After Vietnam, the US military convinced itself – wrongly to my mind – that it had lost the war because of hostile media coverage. They were determined not to let this happen again and one could sense this approach at work in the Gulf war of 1991, a conflict that set a pattern for war reporting in the coming years.
Life was not difficult for propagandists in that early period: Saddam Hussein was easy to demonise because he was genuinely demonic. On the other hand, the most influential news story of the Iraqi invasion of Kuwait and the US-led counter-invasion was a fake.
This was a report that in August 1990 invading Iraqi soldiers had tipped babies out of incubators in a Kuwait hospital and left them to die on the floor.
A Kuwaiti girl working as a volunteer in the hospital told the US Congress that she had witnessed this horrific atrocity. Her story was confirmed by Amnesty International and was hugely influential in mobilising international support for the war effort of the US and its allies.
In reality the Kuwait babies story was a fiction.

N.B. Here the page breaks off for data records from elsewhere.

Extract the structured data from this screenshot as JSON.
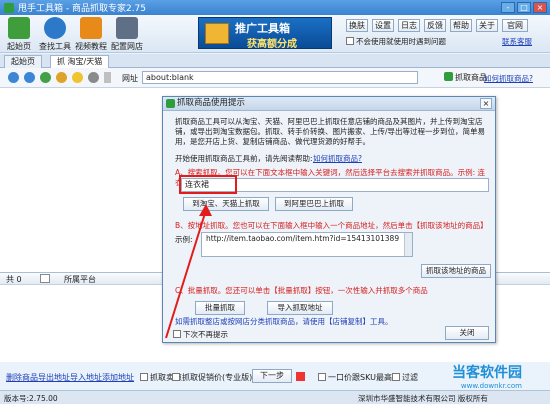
{
  "titlebar": {
    "title": "甩手工具箱 - 商品抓取专家2.75",
    "min": "-",
    "max": "□",
    "close": "×"
  },
  "toolbar": {
    "buttons": [
      {
        "label": "起始页",
        "color": "#3f9d3b"
      },
      {
        "label": "查找工具",
        "color": "#2c78c9"
      },
      {
        "label": "视频教程",
        "color": "#e88a1a"
      },
      {
        "label": "配置网店",
        "color": "#5f6f86"
      }
    ],
    "promo": {
      "line1": "推广工具箱",
      "line2": "获高额分成"
    },
    "right_buttons": [
      "换肤",
      "设置",
      "日志",
      "反馈",
      "帮助",
      "关于",
      "官网"
    ],
    "checkbox_label": "不会使用就使用时遇到问题",
    "right_link": "联系客服"
  },
  "tabs": [
    {
      "label": "起始页",
      "active": false
    },
    {
      "label": "抓 淘宝/天猫",
      "active": true
    }
  ],
  "addressbar": {
    "label": "网址",
    "value": "about:blank",
    "grab_button": "抓取商品",
    "help_link": "如何抓取商品?"
  },
  "grid": {
    "headers": [
      "共 0",
      "",
      "所属平台"
    ]
  },
  "bottom": {
    "links": [
      "删除商品",
      "导出地址",
      "导入地址",
      "添加地址"
    ],
    "checkboxes": [
      "抓取卖点",
      "抓取促销价(专业版)",
      "一口价跟SKU最高价",
      "过滤"
    ],
    "next": "下一步"
  },
  "statusbar": {
    "version": "版本号:2.75.00",
    "right": "深圳市华盛智能技术有限公司 版权所有"
  },
  "dialog": {
    "title": "抓取商品使用提示",
    "close": "×",
    "intro": "抓取商品工具可以从淘宝、天猫、阿里巴巴上抓取任意店铺的商品及其图片，并上传到淘宝店铺，或导出到淘宝数据包。抓取、转手价转换、图片搬家、上传/导出等过程一步到位，简单易用，是您开店上货、复制店铺商品、做代理货源的好帮手。",
    "start_text": "开始使用抓取商品工具前，请先阅读帮助:",
    "start_link": "如何抓取商品?",
    "section_a": "A、搜索抓取。您可以在下面文本框中输入关键词，然后选择平台去搜索并抓取商品。示例: 连衣裙",
    "keyword": "连衣裙",
    "btn_taobao": "到淘宝、天猫上抓取",
    "btn_alibaba": "到阿里巴巴上抓取",
    "section_b": "B、按地址抓取。您也可以在下面输入框中输入一个商品地址，然后单击【抓取该地址的商品】",
    "example_label": "示例:",
    "example_url": "http://item.taobao.com/item.htm?id=15413101389",
    "btn_grab_url": "抓取该地址的商品",
    "section_c": "C、批量抓取。您还可以单击【批量抓取】按钮，一次性输入并抓取多个商品",
    "btn_batch": "批量抓取",
    "btn_import": "导入抓取地址",
    "shop_tip": "如需抓取整店或按网店分类抓取商品，请使用【店铺复制】工具。",
    "no_show": "下次不再提示",
    "btn_close": "关闭"
  },
  "watermark": {
    "line1": "当客软件园",
    "line2": "www.downkr.com"
  }
}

The girl who claimed to be a witness turned out to be the daughter of the Kuwaiti ambassador in Washington.
Several journalists and human rights specialists expressed scepticism at the time because purported eyewitness accounts were full of holes, but their voices were drowned out by the outrage provoked by the tale.
It was the classic example of a successful propaganda coup: the story could not be easily disproved and when it was – long after the war – it was only after it had had an immense political impact in creating support for the US-led coalition.
continues in part 2
Patrick Cockburn is an award-winning Independent columnist who specialises in analysis of Iraq, Syria and wars in the Middle East. He has been with The Independent since 1990.